And no, my son does not have a peanut or a tree nut allergy. He has a dairy allergy (and used to have a soy allergy, which he has outgrown). He has never been exposed to either peanuts or tree nuts, and thus has never had the protein introduced, thereby creating the allergy. I have been very careful to keep him away from peanuts and tree-nuts, because as I'm sure you know as other food allergy parents, the child must be exposed at least once to the allergen for the immune system to create the antibodies against the offending allergen. I have purposefully kept my sons away from peanuts and tree-nuts so that they will not develop either allergy. My son Lennon is a hyper-allergic individual, and I avoid peanuts, tree-nuts, and shellfish like the plague.

About Sponsorship:

I was not sponsored by Spectrum when I wrote my cookbook. But I did use Spectrum products. At that time, there was no mention of bottling along with nut and peanut oils on their labels. I used their oils, because I and my publisher thought they had the lowest risk of cross-contamination due to their strict cleansing practices (which i still believe to be true). Again, they go so far as to say on their website:

"Spectrum has never had an allergy problem arise from the use of its oils."

After my book came out, they wished to sponsor me. But labels have changed in the past year. And due to this, I have been hesitant to recommend any of their products but the Organic All Vegetable Shortening. The reason I have continued to use this shortening in my recipes is because it is the only soy-free, dairy-free, tree nut-free, peanut-free shortening on the market (that I have found). I have been told on repeated occasions that it is manufactured and also packaged in Columbia, not in the US in the bottling plant with the Nut Oils. I was last told this in May, 06. However, they can not promise that it is 100% risk free (as nobody really can). When I called Hain Celestial again today, they wouldn't give me any info at all, saying that consumer relations is not privy to information about where a product is packaged, and that they will not guarantee that it's risk free. Smart for them, but extremely frustrating for all of us. I wish I could find just one vegetable oil or shortening product that was 100% risk free of every possible allergen, but I can't make that promise, because nobody can make it to me. So ultimately, it's up to every individual to call manufactures on their own (as I've said many times before), to ask about the GMP, and HACCP....

I am trying to help you, not harm you.

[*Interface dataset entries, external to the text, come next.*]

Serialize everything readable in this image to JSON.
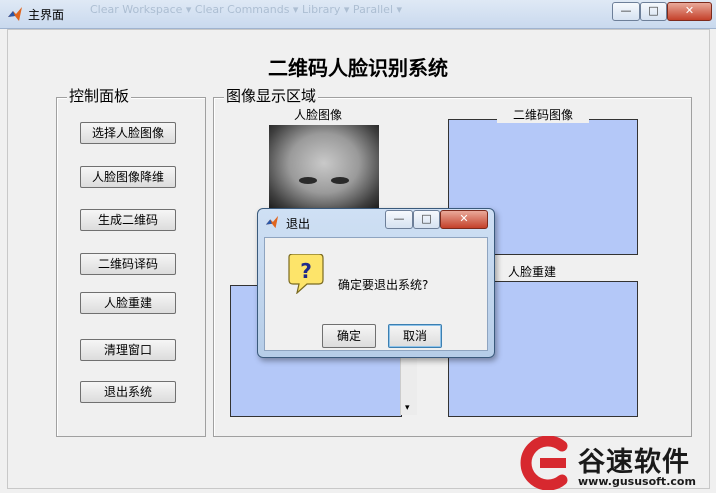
{
  "window": {
    "title": "主界面",
    "ghost_text": "Clear Workspace  ▾     Clear Commands  ▾     Library         ▾     Parallel  ▾"
  },
  "window_buttons": {
    "minimize": "—",
    "maximize": "□",
    "close": "✕"
  },
  "app": {
    "title": "二维码人脸识别系统"
  },
  "control_panel": {
    "legend": "控制面板",
    "buttons": [
      "选择人脸图像",
      "人脸图像降维",
      "生成二维码",
      "二维码译码",
      "人脸重建",
      "清理窗口",
      "退出系统"
    ]
  },
  "display_panel": {
    "legend": "图像显示区域",
    "face_label": "人脸图像",
    "qr_label": "二维码图像",
    "rebuild_label": "人脸重建"
  },
  "dialog": {
    "title": "退出",
    "icon": "question-icon",
    "message": "确定要退出系统?",
    "ok_label": "确定",
    "cancel_label": "取消",
    "question_glyph": "?",
    "scroll_arrow": "▾"
  },
  "watermark": {
    "brand": "谷速软件",
    "url": "www.gususoft.com"
  },
  "colors": {
    "axes_fill": "#b4c8f8",
    "brand_red": "#d7282f"
  }
}
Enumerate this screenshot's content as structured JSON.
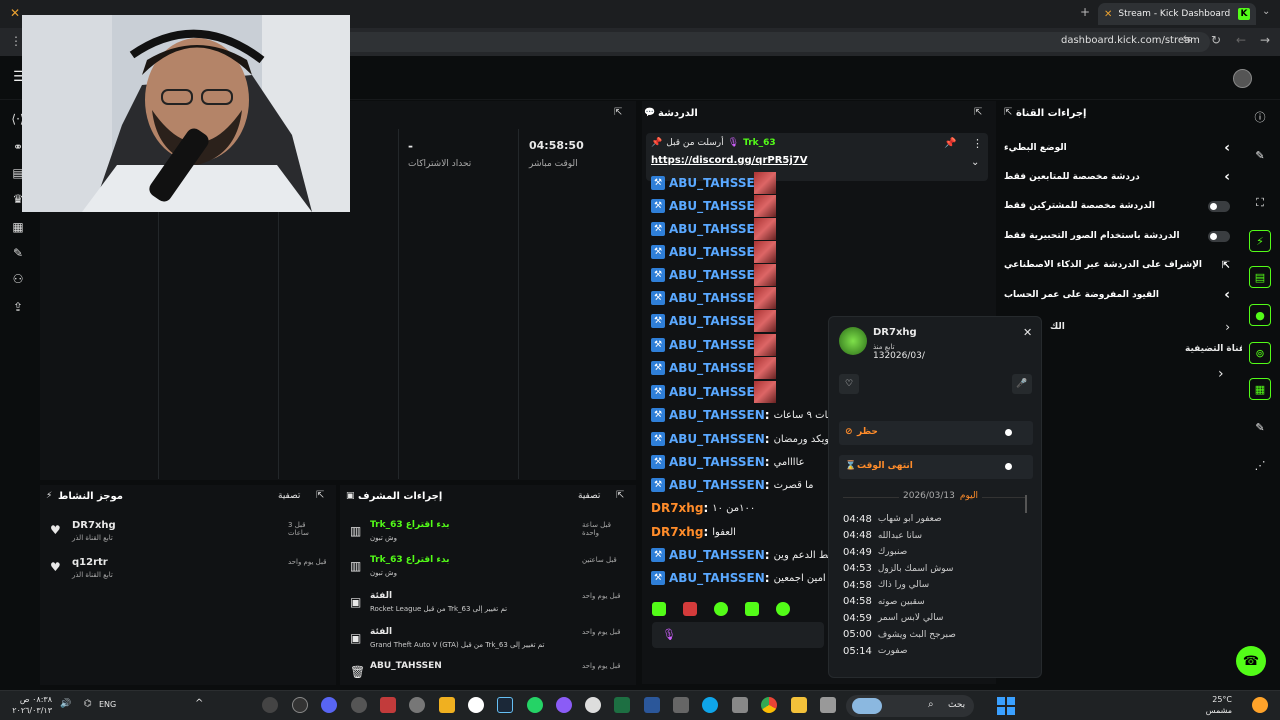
{
  "browser": {
    "tab_title": "Stream - Kick Dashboard",
    "url": "dashboard.kick.com/stream"
  },
  "stats": {
    "dash": "-",
    "subs_label": "تحداد الاشتراكات",
    "live_time": "04:58:50",
    "live_label": "الوقت مباشر"
  },
  "chat": {
    "title": "الدردشة",
    "pinned_by_label": "أرسلت من قبل",
    "pinned_user": "Trk_63",
    "pinned_link": "https://discord.gg/qrPR5j7V",
    "lines": [
      {
        "user": "ABU_TAHSSEN",
        "text": ""
      },
      {
        "user": "ABU_TAHSSEN",
        "text": ""
      },
      {
        "user": "ABU_TAHSSEN",
        "text": ""
      },
      {
        "user": "ABU_TAHSSEN",
        "text": ""
      },
      {
        "user": "ABU_TAHSSEN",
        "text": ""
      },
      {
        "user": "ABU_TAHSSEN",
        "text": ""
      },
      {
        "user": "ABU_TAHSSEN",
        "text": ""
      },
      {
        "user": "ABU_TAHSSEN",
        "text": ""
      },
      {
        "user": "ABU_TAHSSEN",
        "text": ""
      },
      {
        "user": "ABU_TAHSSEN",
        "text": ""
      },
      {
        "user": "ABU_TAHSSEN",
        "text": "ت بات ۹ ساعات"
      },
      {
        "user": "ABU_TAHSSEN",
        "text": "ويكد ورمضان"
      },
      {
        "user": "ABU_TAHSSEN",
        "text": "عاااامي"
      },
      {
        "user": "ABU_TAHSSEN",
        "text": "ما قصرت"
      },
      {
        "user": "DR7xhg",
        "text": "۱۰۰من ۱۰"
      },
      {
        "user": "DR7xhg",
        "text": "العفوا"
      },
      {
        "user": "ABU_TAHSSEN",
        "text": "روابط الدعم وين"
      },
      {
        "user": "ABU_TAHSSEN",
        "text": "امين اجمعين"
      }
    ]
  },
  "settings": {
    "title": "إجراءات القناة",
    "rows": [
      {
        "label": "الوضع البطيء",
        "control": "chevron"
      },
      {
        "label": "دردشة مخصصة للمتابعين فقط",
        "control": "chevron"
      },
      {
        "label": "الدردشة مخصصة للمشتركين فقط",
        "control": "toggle"
      },
      {
        "label": "الدردشة باستخدام الصور التحبيرية فقط",
        "control": "toggle"
      },
      {
        "label": "الإشراف على الدردشة عبر الذكاء الاصطناعي",
        "control": "external"
      },
      {
        "label": "القيود المفروضة على عمر الحساب",
        "control": "chevron"
      }
    ],
    "partial_label": "الك",
    "featured_label": "القناة التضيفية"
  },
  "popup": {
    "username": "DR7xhg",
    "follow_label": "تابع منذ",
    "follow_date": "132026/03/",
    "ban_label": "حظر",
    "timeout_label": "انتهى الوقت",
    "date_header": "2026/03/13",
    "today_label": "اليوم",
    "history": [
      {
        "time": "04:48",
        "msg": "صعفور ابو شهاب"
      },
      {
        "time": "04:48",
        "msg": "سانا عبدالله"
      },
      {
        "time": "04:49",
        "msg": "صنبورك"
      },
      {
        "time": "04:53",
        "msg": "سوش اسمك بالزول"
      },
      {
        "time": "04:58",
        "msg": "سالي ورا ذاك"
      },
      {
        "time": "04:58",
        "msg": "سقبين صوته"
      },
      {
        "time": "04:59",
        "msg": "سالي لابس اسمر"
      },
      {
        "time": "05:00",
        "msg": "صبرجح البث ويشوف"
      },
      {
        "time": "05:14",
        "msg": "صفورت"
      }
    ]
  },
  "activity": {
    "title": "موجز النشاط",
    "filter_label": "تصفية",
    "items": [
      {
        "user": "DR7xhg",
        "sub": "تابع القناة الذر",
        "ago": "قبل 3 ساعات"
      },
      {
        "user": "q12rtr",
        "sub": "تابع القناة الذر",
        "ago": "قبل يوم واحد"
      }
    ]
  },
  "modactions": {
    "title": "إجراءات المشرف",
    "filter_label": "تصفية",
    "items": [
      {
        "line1": "Trk_63 بدء اقتراع",
        "line2": "وش تبون",
        "ago": "قبل ساعة واحدة"
      },
      {
        "line1": "Trk_63 بدء اقتراع",
        "line2": "وش تبون",
        "ago": "قبل ساعتين"
      },
      {
        "line1": "الفئة",
        "line2": "Rocket League من قبل Trk_63 تم تغيير إلى",
        "ago": "قبل يوم واحد"
      },
      {
        "line1": "الفئة",
        "line2": "Grand Theft Auto V (GTA) من قبل Trk_63 تم تغيير إلى",
        "ago": "قبل يوم واحد"
      },
      {
        "line1": "ABU_TAHSSEN",
        "line2": "",
        "ago": "قبل يوم واحد"
      }
    ]
  },
  "taskbar": {
    "lang": "ENG",
    "time": "٠٨:٣٨ ص",
    "date": "٢٠٢٦/٠٣/١٣",
    "search_placeholder": "بحث",
    "weather_temp": "25°C",
    "weather_desc": "مشمس"
  }
}
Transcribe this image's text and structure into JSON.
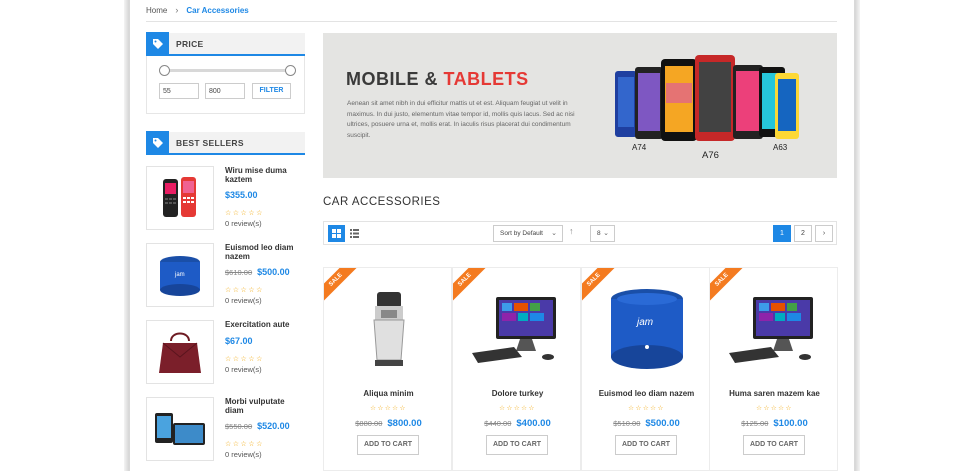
{
  "breadcrumb": {
    "home": "Home",
    "separator": "›",
    "current": "Car Accessories"
  },
  "price_filter": {
    "title": "PRICE",
    "min": "55",
    "max": "800",
    "filter_label": "FILTER",
    "icon": "tag-icon"
  },
  "best_sellers": {
    "title": "BEST SELLERS",
    "items": [
      {
        "name": "Wiru mise duma kaztem",
        "old_price": "",
        "price": "$355.00",
        "stars": "☆☆☆☆☆",
        "reviews": "0 review(s)"
      },
      {
        "name": "Euismod leo diam nazem",
        "old_price": "$610.00",
        "price": "$500.00",
        "stars": "☆☆☆☆☆",
        "reviews": "0 review(s)"
      },
      {
        "name": "Exercitation aute",
        "old_price": "",
        "price": "$67.00",
        "stars": "☆☆☆☆☆",
        "reviews": "0 review(s)"
      },
      {
        "name": "Morbi vulputate diam",
        "old_price": "$550.00",
        "price": "$520.00",
        "stars": "☆☆☆☆☆",
        "reviews": "0 review(s)"
      }
    ]
  },
  "banner": {
    "title_a": "MOBILE & ",
    "title_b": "TABLETS",
    "text": "Aenean sit amet nibh in dui efficitur mattis ut et est. Aliquam feugiat ut velit in maximus. In dui justo, elementum vitae tempor id, mollis quis lacus. Sed ac nisi ultrices, posuere urna et, mollis erat. In iaculis risus placerat dui condimentum suscipit.",
    "labels": [
      "A74",
      "A76",
      "A63"
    ]
  },
  "section": {
    "title": "CAR ACCESSORIES"
  },
  "toolbar": {
    "sort": "Sort by Default",
    "limit": "8",
    "pages": [
      "1",
      "2",
      "›"
    ]
  },
  "products": [
    {
      "name": "Aliqua minim",
      "old_price": "$880.00",
      "price": "$800.00",
      "stars": "☆☆☆☆☆",
      "button": "ADD TO CART",
      "badge": "SALE"
    },
    {
      "name": "Dolore turkey",
      "old_price": "$440.00",
      "price": "$400.00",
      "stars": "☆☆☆☆☆",
      "button": "ADD TO CART",
      "badge": "SALE"
    },
    {
      "name": "Euismod leo diam nazem",
      "old_price": "$510.00",
      "price": "$500.00",
      "stars": "☆☆☆☆☆",
      "button": "ADD TO CART",
      "badge": "SALE"
    },
    {
      "name": "Huma saren mazem kae",
      "old_price": "$125.00",
      "price": "$100.00",
      "stars": "☆☆☆☆☆",
      "button": "ADD TO CART",
      "badge": "SALE"
    }
  ],
  "colors": {
    "accent": "#1e88e5",
    "sale": "#f47b20",
    "banner_red": "#e53935"
  }
}
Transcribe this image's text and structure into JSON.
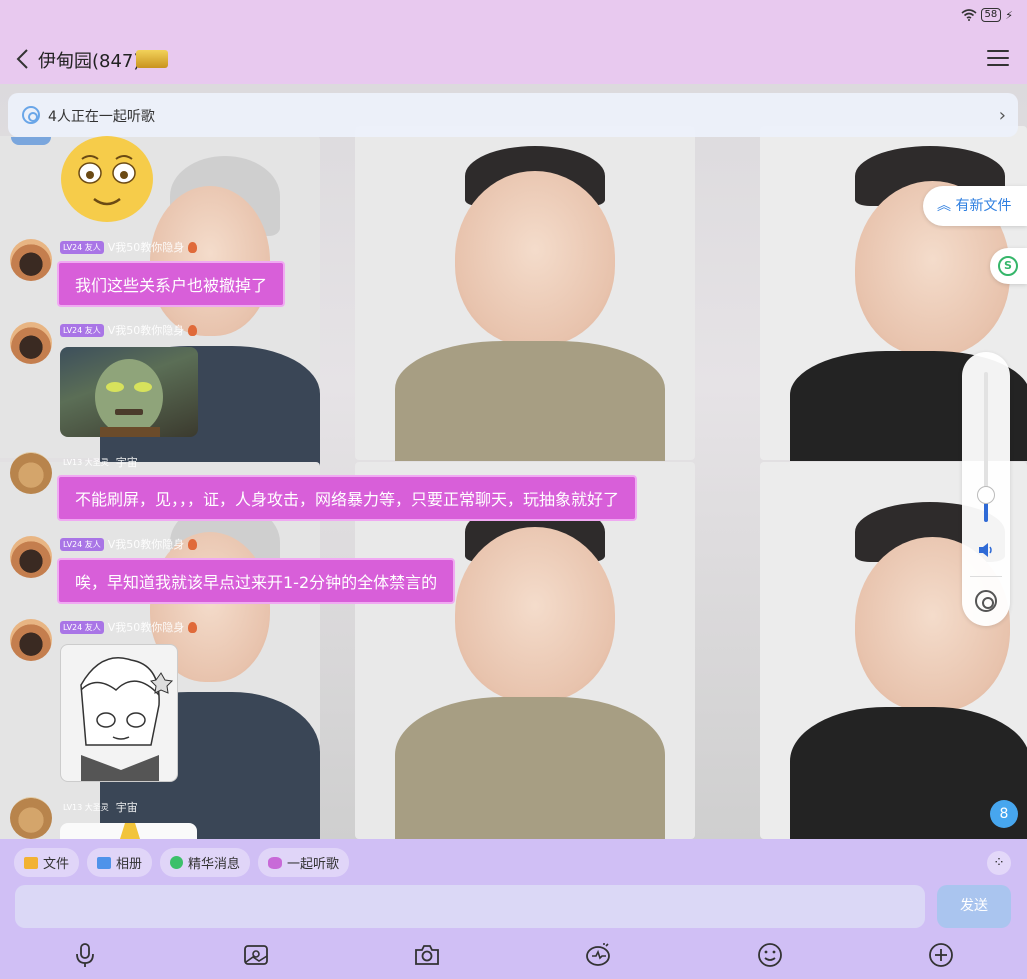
{
  "status_bar": {
    "battery": "58"
  },
  "header": {
    "title": "伊甸园(847)",
    "badge": ""
  },
  "listen_bar": {
    "text": "4人正在一起听歌"
  },
  "messages": [
    {
      "level": "LV24 友人",
      "nick": "V我50教你隐身",
      "text": "我们这些关系户也被撤掉了"
    },
    {
      "level": "LV24 友人",
      "nick": "V我50教你隐身"
    },
    {
      "level": "LV13 大圣灵",
      "nick": "宇宙",
      "text": "不能刷屏，见，，，证，人身攻击，网络暴力等，只要正常聊天，玩抽象就好了"
    },
    {
      "level": "LV24 友人",
      "nick": "V我50教你隐身",
      "text": "唉，早知道我就该早点过来开1-2分钟的全体禁言的"
    },
    {
      "level": "LV24 友人",
      "nick": "V我50教你隐身"
    },
    {
      "level": "LV13 大圣灵",
      "nick": "宇宙"
    }
  ],
  "side": {
    "new_file": "有新文件",
    "unread_count": "8",
    "volume_level": 0.18
  },
  "bottom": {
    "chips": [
      "文件",
      "相册",
      "精华消息",
      "一起听歌"
    ],
    "send": "发送"
  },
  "colors": {
    "bubble": "#d85fd9",
    "header": "#e8c9ef",
    "bottom": "#d0bff5",
    "accent": "#2f7fe0"
  }
}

Only you know what your own comfort level is, and how severe your or your loved one's allergy is. Not to mention the fact that manufacturing practices change frequently, sometimes on a weekly basis. So even if I know something this week, I won't know if it's true next week.

I think the most important thing to do is to try to be educated. Learn these manufacturing terms. But most importantly, make sure you always have epi-pens, and that whomever is taking care of your child has epi-pens, and truly knows how to use them. Because there is no way to live a completely risk-free life, but we can be prepared, if the risk suddenly presents itself.